Very interesting read: Headlines@Hopkins: Johns Hopkins University News Releases
The researchers found two factors that seemed to affect the bicycle chain drive's efficiency. Surprisingly, lubrication was not one of them.
"The first factor was sprocket size," Spicer says. "The larger the sprocket, the higher the efficiency we recorded." The sprocket is the circular plate whose teeth catch the chain links and move them along. Between the front and rear sprockets, the chain links line up straight. But when the links reach the sprocket, they bend slightly as they curl around the gear. "When the sprocket is larger, the links bend at a smaller angle," Spicer explains. "There's less frictional work, and as a result, less energy is lost."
The second factor that affected efficiency was tension in the chain. The higher the chain tension, Spicer says, the higher the efficiency score. "This is actually not in the direction you'd expect, based simply on friction," he says. "It's not clear to us at this time why this occurs."
The Johns Hopkins engineers made another interesting discovery when they looked at the role of lubricants. The team purchased three popular products used to "grease" a bicycle chain: a wax-based lubricant, a synthetic oil and a "dry" lithium-based spray lubricant. In lab tests comparing the three products, there was no significant difference in energy efficiency. "Then we removed any lubricant from the chain and ran the test again," Spicer recalls. "We were surprised to find that the efficiency was essentially the same as when it was lubricated."
I find it a bit ironic that I seem to be among the least passionate debater about chain lubes, and have never argued that there's only one intelligent way to lubricate a chain.
As for the quote, I long ago chose to use it as part of my signature because I think it makes a valid point. If you feel it's inappropriate, or have some special insight into the meaning you might let me know.
A good rule for lube is to use dry lube where it stays very dry and a wet lube where you are exposed to more moisture which usually carries a lot of grit, proper oiling will keep that grit out and help protect the metal from corrosion.

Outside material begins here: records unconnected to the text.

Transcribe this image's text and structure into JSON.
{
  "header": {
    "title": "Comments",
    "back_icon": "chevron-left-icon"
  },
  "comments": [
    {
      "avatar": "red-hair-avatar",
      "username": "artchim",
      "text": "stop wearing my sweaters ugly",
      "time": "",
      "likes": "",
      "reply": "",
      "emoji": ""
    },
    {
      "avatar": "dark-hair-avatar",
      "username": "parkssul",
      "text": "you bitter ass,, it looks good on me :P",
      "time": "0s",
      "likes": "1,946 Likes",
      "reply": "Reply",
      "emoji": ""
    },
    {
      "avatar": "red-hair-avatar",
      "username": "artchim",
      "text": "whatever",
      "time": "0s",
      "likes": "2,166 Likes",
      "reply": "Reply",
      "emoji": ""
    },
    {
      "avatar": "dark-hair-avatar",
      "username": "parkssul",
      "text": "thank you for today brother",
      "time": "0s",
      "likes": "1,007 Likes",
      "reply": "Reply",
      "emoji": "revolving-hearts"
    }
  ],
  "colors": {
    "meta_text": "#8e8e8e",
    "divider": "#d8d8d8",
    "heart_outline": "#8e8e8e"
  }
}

Going back to those bikes with full chain cases... you don't have to oil those chains with any regularity and the new chain I thew on my wife's bike had the factory lube on it and will probably last until the cog and chainwheel wear out.
What comes next? Germs, and not chilly weather cause colds?

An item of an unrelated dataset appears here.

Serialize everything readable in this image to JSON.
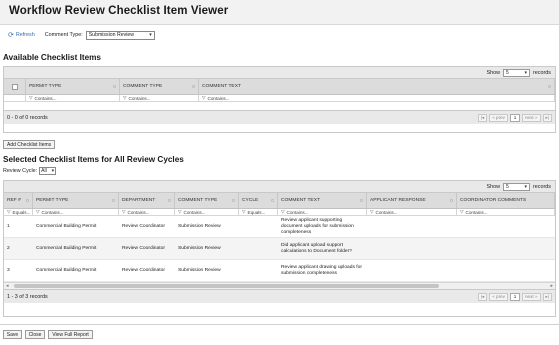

It's not a marvel of original research or insight. They could have saved themselves the time and effort by visiting the library.
I've read the study. You could run on down to you local liberry and get a copy to read yourself. People couldn't have known what these guys found a hundred years ago because they didn't have the instrumentation to measure what was measured 100 years ago. The study used sophisticated instrumentation to measure heat flows that aren't simple to measure because the magnitude of those flows are extremely small.

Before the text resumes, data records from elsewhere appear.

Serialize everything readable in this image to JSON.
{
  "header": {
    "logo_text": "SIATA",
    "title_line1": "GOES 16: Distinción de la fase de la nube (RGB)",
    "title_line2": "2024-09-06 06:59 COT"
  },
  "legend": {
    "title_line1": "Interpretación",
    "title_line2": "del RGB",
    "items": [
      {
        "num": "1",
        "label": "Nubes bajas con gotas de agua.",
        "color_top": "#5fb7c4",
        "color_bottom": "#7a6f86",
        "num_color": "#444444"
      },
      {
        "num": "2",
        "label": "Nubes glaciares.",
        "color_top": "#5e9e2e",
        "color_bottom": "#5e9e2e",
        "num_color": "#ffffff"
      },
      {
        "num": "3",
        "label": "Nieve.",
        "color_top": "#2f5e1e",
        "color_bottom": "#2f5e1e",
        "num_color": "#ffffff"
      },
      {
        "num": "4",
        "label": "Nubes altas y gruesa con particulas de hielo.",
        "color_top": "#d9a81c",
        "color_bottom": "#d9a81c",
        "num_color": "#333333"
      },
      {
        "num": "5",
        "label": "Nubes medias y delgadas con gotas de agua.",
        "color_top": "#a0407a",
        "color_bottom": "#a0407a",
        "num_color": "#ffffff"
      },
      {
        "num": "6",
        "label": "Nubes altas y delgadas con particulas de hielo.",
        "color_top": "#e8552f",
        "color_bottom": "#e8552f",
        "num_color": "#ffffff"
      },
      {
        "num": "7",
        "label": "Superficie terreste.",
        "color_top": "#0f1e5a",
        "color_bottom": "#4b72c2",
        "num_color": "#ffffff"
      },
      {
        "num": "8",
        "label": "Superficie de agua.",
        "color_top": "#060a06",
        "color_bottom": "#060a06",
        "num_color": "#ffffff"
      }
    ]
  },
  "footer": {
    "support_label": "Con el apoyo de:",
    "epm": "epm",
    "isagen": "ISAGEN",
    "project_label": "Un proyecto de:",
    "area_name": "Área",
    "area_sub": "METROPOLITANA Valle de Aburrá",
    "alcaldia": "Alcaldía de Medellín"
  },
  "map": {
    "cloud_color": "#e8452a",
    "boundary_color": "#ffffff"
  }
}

They did, by the way, "visit the library". The paper that they published is well documented and peer reviewed. For the uninformed, peer review is where papers are subjected to scrutiny by several learned people in the field of study before the paper is published. If Johns Hopkins is anything like other research facilities, it was probably peer reviewed by people at Johns Hopkins before it was submitted to external peer review prior to publication. And, just in case you think that peer review is a rubber stamp, it is not. Having been through the process many times, peers take their job seriously. The process is brutal and, if something were attempted to be published that has been "known for 100 years", they would have brought it up...in the harshest possible terms. It's not accepted to "rediscover" something.
Now if you don't agree with the Johns Hopkins study, you are free to refute it. If you can find a paper from 100 years ago that states the same information, you can write and publish your own study.
But wet conditions don't carry more grit than dry conditions. Water makes particles of all size stick together better. In dry conditions, the particles can get airborne easier. The smaller the particle, which are the ones more likely to fit into the gaps of a chain, the more likely they are to get into the air and thrown onto the chain. Basically, you don't get dust storms in the rain.